Carrefour’s choice to discontinue the sale of select PepsiCo products in four European countries—France, Italy, Spain, and Belgium—reflects a broader clash between retailers and global food corporations, primarily revolving around pricing issues. This disagreement underscores the intricate relationship between supermarkets and major consumer goods companies.
Renowned for actively challenging pricing strategies of prominent consumer product and food companies, Carrefour is boldly eliminating popular brands like Pepsi, Lay’s crisps, and 7Up from its shelves. This decision is rooted in Carrefour’s resistance to what it perceives as “unacceptable price increases,” a sentiment communicated through informative signs displayed in stores, reinforcing the company’s commitment to resisting expensive products and advocating for fair pricing.
The ongoing conflict is set against the backdrop of Carrefour’s previous campaign addressing the downsizing of products while maintaining or increasing prices. This proactive approach demonstrates the company’s dedication to consumer advocacy, shedding light on practices that might escape shoppers’ notice.
Additionally, the French government’s initiatives to combat inflation and regulate the retail sector have played a role in Carrefour’s decision. By encouraging price negotiations, the government seeks to establish a more balanced and transparent market. Carrefour aligns itself with these regulatory efforts, showcasing a synergy between corporate actions and government initiatives to address economic challenges.

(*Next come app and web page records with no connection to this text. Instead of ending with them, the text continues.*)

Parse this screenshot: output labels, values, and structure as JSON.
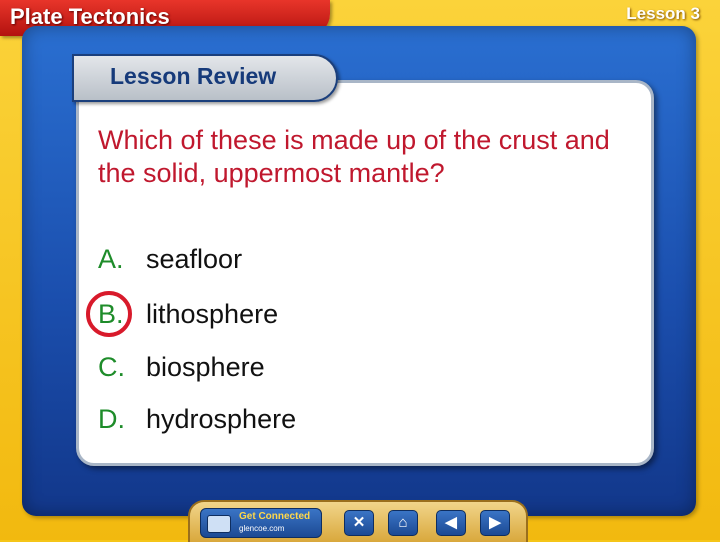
{
  "header": {
    "title": "Plate Tectonics",
    "lesson": "Lesson 3"
  },
  "banner": {
    "title": "Lesson Review"
  },
  "question": {
    "text": "Which of these is made up of the crust and the solid, uppermost mantle?",
    "answers": [
      {
        "letter": "A.",
        "text": "seafloor"
      },
      {
        "letter": "B.",
        "text": "lithosphere",
        "selected": true
      },
      {
        "letter": "C.",
        "text": "biosphere"
      },
      {
        "letter": "D.",
        "text": "hydrosphere"
      }
    ]
  },
  "nav": {
    "get_connected": "Get Connected",
    "url": "glencoe.com",
    "close_icon": "close-icon",
    "home_icon": "home-icon",
    "prev_icon": "prev-arrow-icon",
    "next_icon": "next-arrow-icon"
  },
  "colors": {
    "frame": "#f5c518",
    "title_tab": "#d22a22",
    "panel": "#1b4fae",
    "question": "#c0182e",
    "letter": "#1e8c2a",
    "highlight": "#d81a2b"
  }
}
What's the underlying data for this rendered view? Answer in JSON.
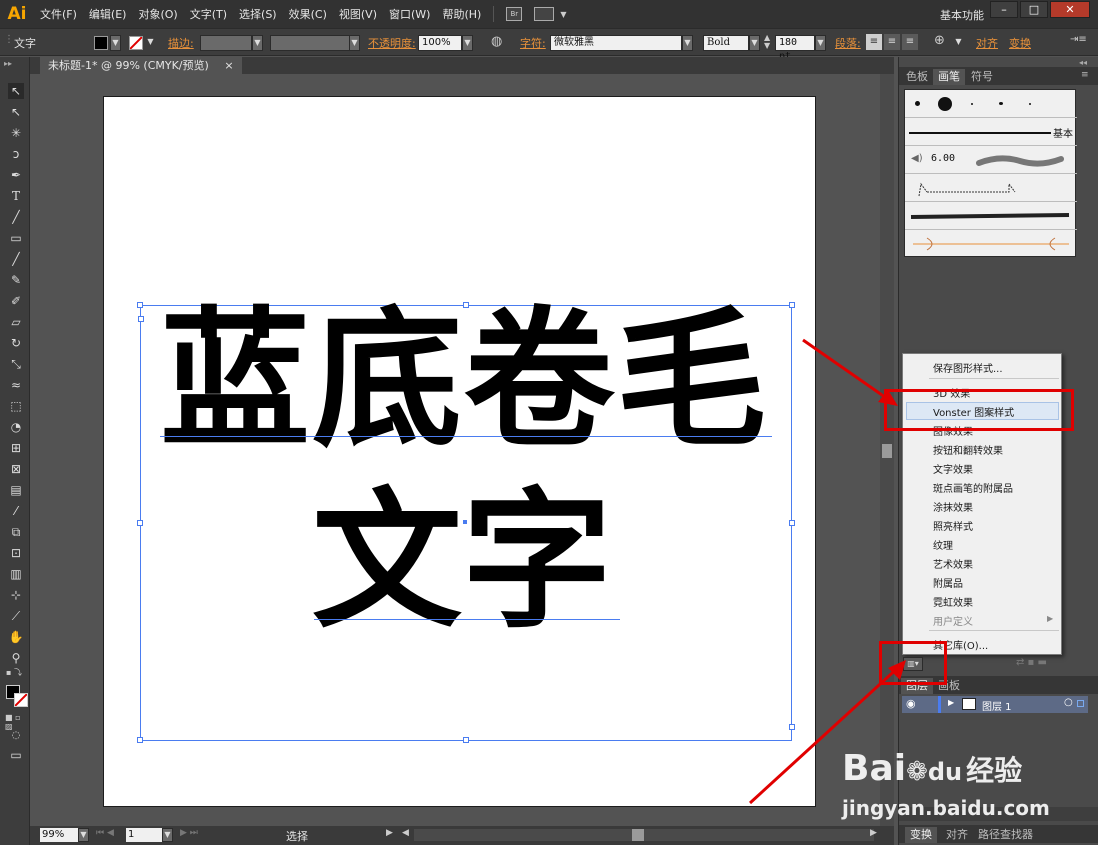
{
  "app": {
    "logo": "Ai"
  },
  "menu": [
    "文件(F)",
    "编辑(E)",
    "对象(O)",
    "文字(T)",
    "选择(S)",
    "效果(C)",
    "视图(V)",
    "窗口(W)",
    "帮助(H)"
  ],
  "menubar_extra": {
    "bridge": "Br"
  },
  "workspace": "基本功能",
  "window_buttons": {
    "minimize": "–",
    "restore": "□",
    "close": "✕"
  },
  "control": {
    "selection": "文字",
    "stroke_label": "描边:",
    "opacity_label": "不透明度:",
    "opacity_value": "100%",
    "char_label": "字符:",
    "font_family": "微软雅黑",
    "font_style": "Bold",
    "font_size": "180 pt",
    "para_label": "段落:",
    "align_label": "对齐",
    "transform_label": "变换"
  },
  "document": {
    "tab": "未标题-1* @ 99% (CMYK/预览)",
    "close": "×"
  },
  "canvas": {
    "line1": "蓝底卷毛",
    "line2": "文字"
  },
  "status": {
    "zoom": "99%",
    "page": "1",
    "text": "选择"
  },
  "panels": {
    "top_tabs": [
      "色板",
      "画笔",
      "符号"
    ],
    "brush_basic": "基本",
    "brush_size": "6.00",
    "layers_tabs": [
      "图层",
      "画板"
    ],
    "layer_name": "图层 1",
    "bottom_tabs": [
      "变换",
      "对齐",
      "路径查找器"
    ]
  },
  "style_menu": {
    "save": "保存图形样式...",
    "items": [
      "3D 效果",
      "Vonster 图案样式",
      "图像效果",
      "按钮和翻转效果",
      "文字效果",
      "斑点画笔的附属品",
      "涂抹效果",
      "照亮样式",
      "纹理",
      "艺术效果",
      "附属品",
      "霓虹效果"
    ],
    "user_defined": "用户定义",
    "other_library": "其它库(O)..."
  },
  "watermark": {
    "brand": "Bai",
    "brand2": "经验",
    "paw": "du",
    "url": "jingyan.baidu.com"
  },
  "colors": {
    "accent_orange": "#e8913a",
    "selection_blue": "#4a7cf0",
    "annotation_red": "#e00000",
    "logo": "#f7a600"
  }
}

While some customers may appreciate the removal of high-priced products, concerns arise regarding the potential impact on consumer choice and brand loyalty. This development underscores the intricate dynamics involving retailers, food companies, and government regulations, emphasizing the necessity for ongoing dialogues and negotiations to ensure a fair and sustainable marketplace for both businesses and consumers.